A Few Words on the Soul

(The Edge of the Soupoi River by Michel Kotchoubey,
1816-1864, Russian photographer )

Most of every-day life is mundane but there are fleeting moments when we glimpse the possibility that we may be more than merely mortal.


We have a soul at times.
No one’s got it non-stop,
for keeps.

Day after day,
year after year
may pass without it.

it will settle for awhile
only in childhood’s fears and raptures.
Sometimes only in astonishment
that we are old.

It rarely lends a hand
in uphill tasks,
like moving furniture,
or lifting luggage,
or going miles in shoes that pinch.

It usually steps out
whenever meat needs chopping
or forms have to be filled.

For every thousand conversations
it participates in one,
if even that,
since it prefers silence.

Just when our body goes from ache to pain,
it slips off-duty.

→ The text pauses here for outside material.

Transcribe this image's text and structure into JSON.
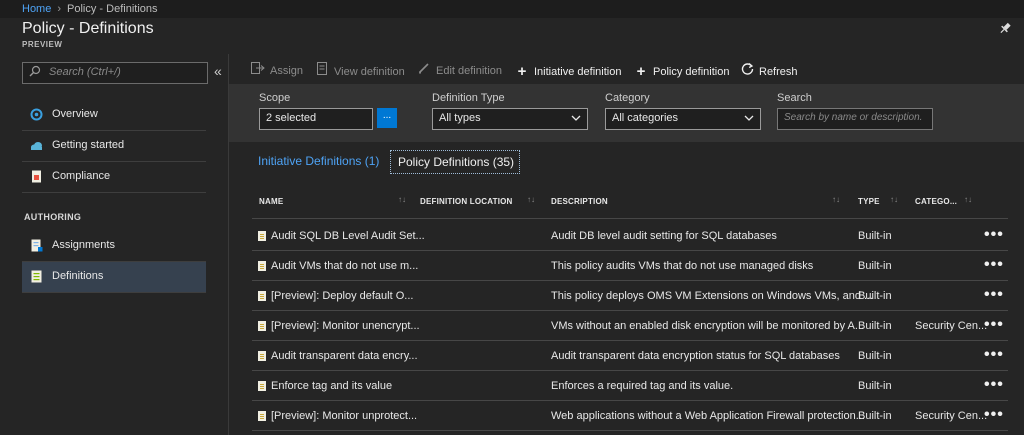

It’s picky:
it doesn’t like seeing us in crowds,
our hustling for a dubious advantage
and creaky machinations make it sick.

Joy and sorrow
aren’t two different feelings for it.
It attends us
only when the two are joined.

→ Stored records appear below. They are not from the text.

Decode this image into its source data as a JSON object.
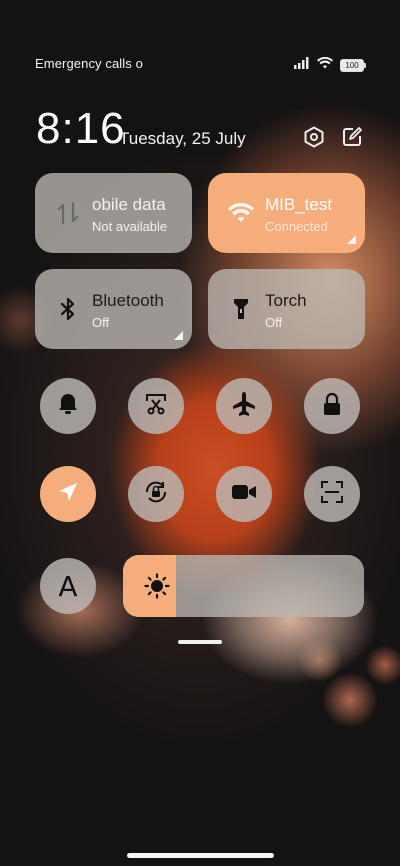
{
  "status_bar": {
    "left_text": "Emergency calls o",
    "icons": [
      "signal-icon",
      "wifi-icon",
      "battery-icon"
    ],
    "battery_label": "100"
  },
  "header": {
    "time": "8:16",
    "date": "Tuesday, 25 July",
    "icons": [
      "settings-icon",
      "edit-icon"
    ]
  },
  "tiles": [
    {
      "title": "obile data",
      "subtitle": "Not available",
      "icon": "mobile-data-icon",
      "state": "off"
    },
    {
      "title": "MIB_test",
      "subtitle": "Connected",
      "icon": "wifi-icon",
      "state": "on"
    },
    {
      "title": "Bluetooth",
      "subtitle": "Off",
      "icon": "bluetooth-icon",
      "state": "off"
    },
    {
      "title": "Torch",
      "subtitle": "Off",
      "icon": "torch-icon",
      "state": "off"
    }
  ],
  "toggles": [
    {
      "name": "bell-icon",
      "state": "off"
    },
    {
      "name": "screenshot-icon",
      "state": "off"
    },
    {
      "name": "airplane-icon",
      "state": "off"
    },
    {
      "name": "lock-icon",
      "state": "off"
    },
    {
      "name": "location-icon",
      "state": "on"
    },
    {
      "name": "auto-rotate-icon",
      "state": "off"
    },
    {
      "name": "video-camera-icon",
      "state": "off"
    },
    {
      "name": "scanner-icon",
      "state": "off"
    }
  ],
  "font_toggle": {
    "label": "A"
  },
  "brightness": {
    "level": 0.22,
    "icon": "sun-icon"
  },
  "colors": {
    "accent": "#f5ad7c",
    "tile_bg": "#bcb8b4"
  }
}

We can count on it
when we’re sure of nothing
and curious about everything.

Among the material objects
it favors clocks with pendulums
and mirrors, which keep on working
even when no one is looking.

It won’t say where it comes from
or when it’s taking off again,
though it’s clearly expecting such questions.

We need it
but apparently
it needs us
for some reason too.

~ Wislawa Szymborska, born 1923, Polish poet and winner of the Nobel Prize for Literature in 1996

1 comment:

closerocean said...

Hello, Wislawa Szymborska is the best! She is the master of profundity and simplicity. I actually was so inspired by her that I decided to write an entire album of pop/rock songs based loosely on her poetry. You can check it out here:

Thanks! -Kevin